| WHAT YOU WILL DO |
What lines in the records below hold the string "remont"? Please show them.

| DATA PROVIDED |
|---|
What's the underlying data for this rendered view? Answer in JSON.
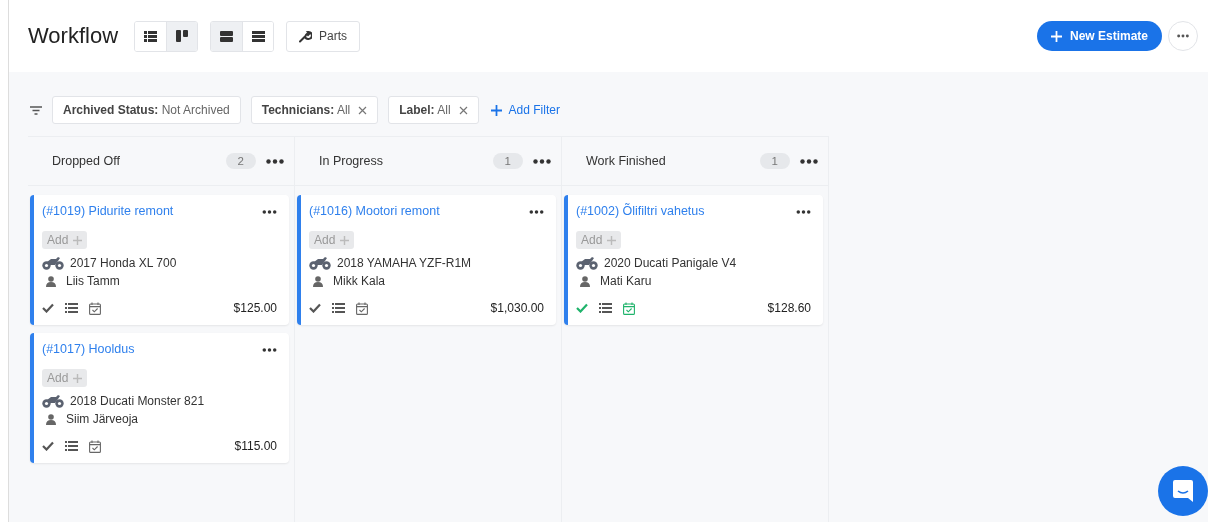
{
  "header": {
    "title": "Workflow",
    "layout_toggles": [
      {
        "kind": "list",
        "selected": false
      },
      {
        "kind": "board",
        "selected": true
      }
    ],
    "density_toggles": [
      {
        "kind": "comfortable",
        "selected": true
      },
      {
        "kind": "compact",
        "selected": false
      }
    ],
    "parts_button": "Parts",
    "new_button": "New Estimate"
  },
  "filters": [
    {
      "name": "Archived Status:",
      "value": "Not Archived",
      "removable": false
    },
    {
      "name": "Technicians:",
      "value": "All",
      "removable": true
    },
    {
      "name": "Label:",
      "value": "All",
      "removable": true
    }
  ],
  "add_filter": "Add Filter",
  "columns": [
    {
      "title": "Dropped Off",
      "count": "2",
      "cards": [
        {
          "title": "(#1019) Pidurite remont",
          "tag_button": "Add",
          "vehicle": "2017 Honda XL 700",
          "customer": "Liis Tamm",
          "total": "$125.00",
          "completed": false
        },
        {
          "title": "(#1017) Hooldus",
          "tag_button": "Add",
          "vehicle": "2018 Ducati Monster 821",
          "customer": "Siim Järveoja",
          "total": "$115.00",
          "completed": false
        }
      ]
    },
    {
      "title": "In Progress",
      "count": "1",
      "cards": [
        {
          "title": "(#1016) Mootori remont",
          "tag_button": "Add",
          "vehicle": "2018 YAMAHA YZF-R1M",
          "customer": "Mikk Kala",
          "total": "$1,030.00",
          "completed": false
        }
      ]
    },
    {
      "title": "Work Finished",
      "count": "1",
      "cards": [
        {
          "title": "(#1002) Õlifiltri vahetus",
          "tag_button": "Add",
          "vehicle": "2020 Ducati Panigale V4",
          "customer": "Mati Karu",
          "total": "$128.60",
          "completed": true
        }
      ]
    }
  ]
}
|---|
| WRITTEN RESPONSE |
          "title": "(#1019) Pidurite remont",
          "title": "(#1016) Mootori remont",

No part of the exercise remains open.